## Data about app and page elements
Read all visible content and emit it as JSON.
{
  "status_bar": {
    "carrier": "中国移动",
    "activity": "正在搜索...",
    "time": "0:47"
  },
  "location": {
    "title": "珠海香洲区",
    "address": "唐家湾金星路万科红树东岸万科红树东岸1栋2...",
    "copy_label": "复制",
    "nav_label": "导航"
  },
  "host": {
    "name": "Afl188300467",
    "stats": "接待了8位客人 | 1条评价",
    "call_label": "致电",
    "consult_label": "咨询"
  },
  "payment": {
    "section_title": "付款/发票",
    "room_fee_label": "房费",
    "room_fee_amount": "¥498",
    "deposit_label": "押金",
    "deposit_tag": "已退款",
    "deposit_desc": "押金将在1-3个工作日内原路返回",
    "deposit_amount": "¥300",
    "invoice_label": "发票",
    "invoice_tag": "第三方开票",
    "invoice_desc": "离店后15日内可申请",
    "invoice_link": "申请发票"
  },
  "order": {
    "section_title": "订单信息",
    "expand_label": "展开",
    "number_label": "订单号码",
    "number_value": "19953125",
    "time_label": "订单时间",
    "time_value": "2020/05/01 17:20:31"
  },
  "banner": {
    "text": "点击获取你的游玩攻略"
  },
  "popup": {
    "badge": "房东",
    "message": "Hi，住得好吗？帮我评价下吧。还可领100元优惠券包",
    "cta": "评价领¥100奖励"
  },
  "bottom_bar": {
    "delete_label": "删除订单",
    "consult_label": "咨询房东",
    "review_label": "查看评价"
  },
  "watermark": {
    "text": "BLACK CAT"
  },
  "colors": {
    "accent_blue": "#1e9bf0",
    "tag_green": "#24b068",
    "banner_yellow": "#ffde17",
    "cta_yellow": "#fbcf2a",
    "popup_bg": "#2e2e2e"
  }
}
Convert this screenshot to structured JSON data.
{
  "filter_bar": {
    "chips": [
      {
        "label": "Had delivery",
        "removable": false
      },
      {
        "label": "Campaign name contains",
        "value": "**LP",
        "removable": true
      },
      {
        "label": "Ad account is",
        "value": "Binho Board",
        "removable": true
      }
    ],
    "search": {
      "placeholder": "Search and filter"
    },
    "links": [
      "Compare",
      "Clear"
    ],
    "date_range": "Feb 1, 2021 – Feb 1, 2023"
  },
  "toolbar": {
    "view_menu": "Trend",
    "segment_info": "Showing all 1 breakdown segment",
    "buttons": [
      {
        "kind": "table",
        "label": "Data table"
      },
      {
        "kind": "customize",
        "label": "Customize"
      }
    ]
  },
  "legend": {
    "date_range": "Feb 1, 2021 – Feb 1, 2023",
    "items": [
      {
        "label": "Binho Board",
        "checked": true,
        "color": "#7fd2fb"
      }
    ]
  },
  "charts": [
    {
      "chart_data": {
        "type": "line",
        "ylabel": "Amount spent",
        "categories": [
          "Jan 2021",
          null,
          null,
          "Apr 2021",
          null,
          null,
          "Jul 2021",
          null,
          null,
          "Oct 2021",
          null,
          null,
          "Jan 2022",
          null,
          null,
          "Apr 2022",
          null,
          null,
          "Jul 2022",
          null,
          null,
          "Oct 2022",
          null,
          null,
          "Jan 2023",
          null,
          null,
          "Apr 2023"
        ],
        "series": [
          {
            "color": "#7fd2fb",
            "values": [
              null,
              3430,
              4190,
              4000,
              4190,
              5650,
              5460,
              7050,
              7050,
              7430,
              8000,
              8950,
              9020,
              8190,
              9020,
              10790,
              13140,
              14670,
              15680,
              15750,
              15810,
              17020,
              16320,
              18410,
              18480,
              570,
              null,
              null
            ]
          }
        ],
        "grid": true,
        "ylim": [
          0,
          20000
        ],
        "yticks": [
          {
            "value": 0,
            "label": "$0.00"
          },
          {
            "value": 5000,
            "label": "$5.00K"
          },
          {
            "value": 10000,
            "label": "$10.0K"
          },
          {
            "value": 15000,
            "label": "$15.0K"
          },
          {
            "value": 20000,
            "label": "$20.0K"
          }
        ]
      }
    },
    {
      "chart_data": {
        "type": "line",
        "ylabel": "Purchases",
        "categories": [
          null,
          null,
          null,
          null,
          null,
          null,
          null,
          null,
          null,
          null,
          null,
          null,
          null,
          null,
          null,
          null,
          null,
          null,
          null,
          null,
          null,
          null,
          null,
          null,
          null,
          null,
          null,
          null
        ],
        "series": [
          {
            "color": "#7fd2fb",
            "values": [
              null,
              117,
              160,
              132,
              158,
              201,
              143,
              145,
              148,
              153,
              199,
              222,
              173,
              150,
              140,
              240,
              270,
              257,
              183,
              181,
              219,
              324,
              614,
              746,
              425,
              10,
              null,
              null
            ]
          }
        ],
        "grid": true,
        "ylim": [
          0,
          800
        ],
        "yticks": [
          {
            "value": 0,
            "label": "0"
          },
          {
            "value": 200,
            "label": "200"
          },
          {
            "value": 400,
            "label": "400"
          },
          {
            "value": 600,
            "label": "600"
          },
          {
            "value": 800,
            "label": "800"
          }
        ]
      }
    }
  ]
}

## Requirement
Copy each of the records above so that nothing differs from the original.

## Written answer
Read all visible content and emit it as JSON.
{
  "status_bar": {
    "carrier": "中国移动",
    "activity": "正在搜索...",
    "time": "0:47"
  },
  "location": {
    "title": "珠海香洲区",
    "address": "唐家湾金星路万科红树东岸万科红树东岸1栋2...",
    "copy_label": "复制",
    "nav_label": "导航"
  },
  "host": {
    "name": "Afl188300467",
    "stats": "接待了8位客人 | 1条评价",
    "call_label": "致电",
    "consult_label": "咨询"
  },
  "payment": {
    "section_title": "付款/发票",
    "room_fee_label": "房费",
    "room_fee_amount": "¥498",
    "deposit_label": "押金",
    "deposit_tag": "已退款",
    "deposit_desc": "押金将在1-3个工作日内原路返回",
    "deposit_amount": "¥300",
    "invoice_label": "发票",
    "invoice_tag": "第三方开票",
    "invoice_desc": "离店后15日内可申请",
    "invoice_link": "申请发票"
  },
  "order": {
    "section_title": "订单信息",
    "expand_label": "展开",
    "number_label": "订单号码",
    "number_value": "19953125",
    "time_label": "订单时间",
    "time_value": "2020/05/01 17:20:31"
  },
  "banner": {
    "text": "点击获取你的游玩攻略"
  },
  "popup": {
    "badge": "房东",
    "message": "Hi，住得好吗？帮我评价下吧。还可领100元优惠券包",
    "cta": "评价领¥100奖励"
  },
  "bottom_bar": {
    "delete_label": "删除订单",
    "consult_label": "咨询房东",
    "review_label": "查看评价"
  },
  "watermark": {
    "text": "BLACK CAT"
  },
  "colors": {
    "accent_blue": "#1e9bf0",
    "tag_green": "#24b068",
    "banner_yellow": "#ffde17",
    "cta_yellow": "#fbcf2a",
    "popup_bg": "#2e2e2e"
  }
}
Convert this screenshot to structured JSON data.
{
  "filter_bar": {
    "chips": [
      {
        "label": "Had delivery",
        "removable": false
      },
      {
        "label": "Campaign name contains",
        "value": "**LP",
        "removable": true
      },
      {
        "label": "Ad account is",
        "value": "Binho Board",
        "removable": true
      }
    ],
    "search": {
      "placeholder": "Search and filter"
    },
    "links": [
      "Compare",
      "Clear"
    ],
    "date_range": "Feb 1, 2021 – Feb 1, 2023"
  },
  "toolbar": {
    "view_menu": "Trend",
    "segment_info": "Showing all 1 breakdown segment",
    "buttons": [
      {
        "kind": "table",
        "label": "Data table"
      },
      {
        "kind": "customize",
        "label": "Customize"
      }
    ]
  },
  "legend": {
    "date_range": "Feb 1, 2021 – Feb 1, 2023",
    "items": [
      {
        "label": "Binho Board",
        "checked": true,
        "color": "#7fd2fb"
      }
    ]
  },
  "charts": [
    {
      "chart_data": {
        "type": "line",
        "ylabel": "Amount spent",
        "categories": [
          "Jan 2021",
          null,
          null,
          "Apr 2021",
          null,
          null,
          "Jul 2021",
          null,
          null,
          "Oct 2021",
          null,
          null,
          "Jan 2022",
          null,
          null,
          "Apr 2022",
          null,
          null,
          "Jul 2022",
          null,
          null,
          "Oct 2022",
          null,
          null,
          "Jan 2023",
          null,
          null,
          "Apr 2023"
        ],
        "series": [
          {
            "color": "#7fd2fb",
            "values": [
              null,
              3430,
              4190,
              4000,
              4190,
              5650,
              5460,
              7050,
              7050,
              7430,
              8000,
              8950,
              9020,
              8190,
              9020,
              10790,
              13140,
              14670,
              15680,
              15750,
              15810,
              17020,
              16320,
              18410,
              18480,
              570,
              null,
              null
            ]
          }
        ],
        "grid": true,
        "ylim": [
          0,
          20000
        ],
        "yticks": [
          {
            "value": 0,
            "label": "$0.00"
          },
          {
            "value": 5000,
            "label": "$5.00K"
          },
          {
            "value": 10000,
            "label": "$10.0K"
          },
          {
            "value": 15000,
            "label": "$15.0K"
          },
          {
            "value": 20000,
            "label": "$20.0K"
          }
        ]
      }
    },
    {
      "chart_data": {
        "type": "line",
        "ylabel": "Purchases",
        "categories": [
          null,
          null,
          null,
          null,
          null,
          null,
          null,
          null,
          null,
          null,
          null,
          null,
          null,
          null,
          null,
          null,
          null,
          null,
          null,
          null,
          null,
          null,
          null,
          null,
          null,
          null,
          null,
          null
        ],
        "series": [
          {
            "color": "#7fd2fb",
            "values": [
              null,
              117,
              160,
              132,
              158,
              201,
              143,
              145,
              148,
              153,
              199,
              222,
              173,
              150,
              140,
              240,
              270,
              257,
              183,
              181,
              219,
              324,
              614,
              746,
              425,
              10,
              null,
              null
            ]
          }
        ],
        "grid": true,
        "ylim": [
          0,
          800
        ],
        "yticks": [
          {
            "value": 0,
            "label": "0"
          },
          {
            "value": 200,
            "label": "200"
          },
          {
            "value": 400,
            "label": "400"
          },
          {
            "value": 600,
            "label": "600"
          },
          {
            "value": 800,
            "label": "800"
          }
        ]
      }
    }
  ]
}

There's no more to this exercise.